|Citing Patent||Filing date||Publication date||Applicant||Title|
|US4817446 *||Feb 13, 1987||Apr 4, 1989||Toa Medical Electronics Co. Ltd.||Particle size distribution analysis|
|CN102297825A *||Jul 16, 2011||Dec 28, 2011||吴晓元||接触式粒度检测方法及装置|
|U.S. Classification||73/61.72, 73/865.5, 73/61.41|
|International Classification||G01N15/06, G01N15/02|
|Cooperative Classification||G01N2015/0288, G01N15/0255|
|Apr 3, 1984||AS||Assignment|
Owner name: BESTOBELL (U.K.) LIMITED, 16 BATH ROAD, SLOUGH, BE
Free format text: ASSIGNMENT OF ASSIGNORS INTEREST.;ASSIGNOR:STARNES, PETER E.;REEL/FRAME:004311/0158
Effective date: 19840316
|Jan 31, 1989||REMI||Maintenance fee reminder mailed|
|Feb 24, 1989||FPAY||Fee payment|
Year of fee payment: 4
|Feb 24, 1989||SULP||Surcharge for late payment|
|Jul 4, 1993||LAPS||Lapse for failure to pay maintenance fees|

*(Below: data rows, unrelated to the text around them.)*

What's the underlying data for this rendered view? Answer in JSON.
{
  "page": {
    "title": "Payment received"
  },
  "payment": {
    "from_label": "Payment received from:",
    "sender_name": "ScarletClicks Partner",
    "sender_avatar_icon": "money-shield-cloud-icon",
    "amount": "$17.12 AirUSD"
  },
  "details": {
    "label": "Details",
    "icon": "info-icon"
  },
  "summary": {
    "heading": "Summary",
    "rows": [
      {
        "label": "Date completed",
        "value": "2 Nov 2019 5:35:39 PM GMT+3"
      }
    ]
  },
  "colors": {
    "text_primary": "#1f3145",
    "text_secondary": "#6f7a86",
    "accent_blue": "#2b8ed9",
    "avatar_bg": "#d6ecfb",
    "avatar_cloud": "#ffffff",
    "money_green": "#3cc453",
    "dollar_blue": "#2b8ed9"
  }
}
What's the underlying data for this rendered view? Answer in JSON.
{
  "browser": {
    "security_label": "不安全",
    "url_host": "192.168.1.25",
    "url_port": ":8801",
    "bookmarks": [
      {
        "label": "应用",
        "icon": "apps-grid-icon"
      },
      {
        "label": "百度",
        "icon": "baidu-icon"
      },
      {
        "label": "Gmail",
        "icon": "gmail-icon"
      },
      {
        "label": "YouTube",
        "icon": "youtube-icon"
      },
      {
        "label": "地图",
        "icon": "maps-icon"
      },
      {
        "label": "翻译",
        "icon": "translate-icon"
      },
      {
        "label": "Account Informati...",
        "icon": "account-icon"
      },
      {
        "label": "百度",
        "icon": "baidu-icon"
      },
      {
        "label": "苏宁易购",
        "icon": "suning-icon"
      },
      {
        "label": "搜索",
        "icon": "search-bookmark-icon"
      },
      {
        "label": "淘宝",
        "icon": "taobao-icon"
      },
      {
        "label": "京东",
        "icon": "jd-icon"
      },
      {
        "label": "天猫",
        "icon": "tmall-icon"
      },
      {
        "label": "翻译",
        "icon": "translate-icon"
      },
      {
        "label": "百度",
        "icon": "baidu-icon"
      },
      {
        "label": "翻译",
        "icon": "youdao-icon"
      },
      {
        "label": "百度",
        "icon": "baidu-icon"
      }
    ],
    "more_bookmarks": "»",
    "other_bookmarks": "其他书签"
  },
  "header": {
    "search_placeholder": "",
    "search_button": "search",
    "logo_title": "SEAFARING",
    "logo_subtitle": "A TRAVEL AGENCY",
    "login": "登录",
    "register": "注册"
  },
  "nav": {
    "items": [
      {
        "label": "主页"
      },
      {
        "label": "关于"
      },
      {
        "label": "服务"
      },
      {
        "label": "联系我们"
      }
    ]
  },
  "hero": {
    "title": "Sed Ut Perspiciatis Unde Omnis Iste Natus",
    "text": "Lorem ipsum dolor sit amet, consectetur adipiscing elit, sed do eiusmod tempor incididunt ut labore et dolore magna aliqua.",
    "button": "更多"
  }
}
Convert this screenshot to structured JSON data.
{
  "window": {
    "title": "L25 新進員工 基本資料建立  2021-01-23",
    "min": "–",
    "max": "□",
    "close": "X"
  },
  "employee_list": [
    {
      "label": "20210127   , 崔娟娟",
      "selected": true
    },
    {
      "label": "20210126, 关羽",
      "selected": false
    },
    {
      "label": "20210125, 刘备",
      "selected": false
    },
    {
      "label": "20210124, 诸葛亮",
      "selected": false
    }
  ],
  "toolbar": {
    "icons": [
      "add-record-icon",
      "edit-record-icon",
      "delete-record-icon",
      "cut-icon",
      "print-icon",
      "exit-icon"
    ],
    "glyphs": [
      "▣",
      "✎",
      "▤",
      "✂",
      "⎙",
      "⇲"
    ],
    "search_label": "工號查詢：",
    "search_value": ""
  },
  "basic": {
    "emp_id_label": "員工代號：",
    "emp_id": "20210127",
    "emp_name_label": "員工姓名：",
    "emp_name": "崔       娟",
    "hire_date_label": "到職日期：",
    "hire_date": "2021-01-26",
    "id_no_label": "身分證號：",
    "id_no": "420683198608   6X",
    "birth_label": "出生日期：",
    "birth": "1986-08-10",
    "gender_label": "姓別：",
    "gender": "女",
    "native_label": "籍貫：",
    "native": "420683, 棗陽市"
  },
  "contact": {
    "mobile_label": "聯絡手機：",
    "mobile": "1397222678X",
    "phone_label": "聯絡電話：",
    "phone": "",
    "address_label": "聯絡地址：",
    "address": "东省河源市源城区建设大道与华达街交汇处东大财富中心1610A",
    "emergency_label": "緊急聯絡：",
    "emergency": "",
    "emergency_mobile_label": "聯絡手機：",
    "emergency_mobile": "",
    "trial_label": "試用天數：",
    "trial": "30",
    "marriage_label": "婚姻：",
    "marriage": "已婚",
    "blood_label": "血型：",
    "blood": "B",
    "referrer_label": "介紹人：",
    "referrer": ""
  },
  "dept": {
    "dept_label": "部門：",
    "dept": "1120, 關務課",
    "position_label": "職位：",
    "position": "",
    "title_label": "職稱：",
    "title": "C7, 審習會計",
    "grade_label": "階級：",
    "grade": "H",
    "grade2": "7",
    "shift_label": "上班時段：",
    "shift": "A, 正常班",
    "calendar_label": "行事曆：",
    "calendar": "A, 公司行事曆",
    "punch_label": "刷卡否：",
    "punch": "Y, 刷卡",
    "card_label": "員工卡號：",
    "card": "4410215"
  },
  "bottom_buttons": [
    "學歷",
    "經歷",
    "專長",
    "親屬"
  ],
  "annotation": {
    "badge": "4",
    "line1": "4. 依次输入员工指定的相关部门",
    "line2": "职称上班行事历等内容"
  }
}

|Sep 21, 1993||FP||Expired due to failure to pay maintenance fee|
Effective date: 19930704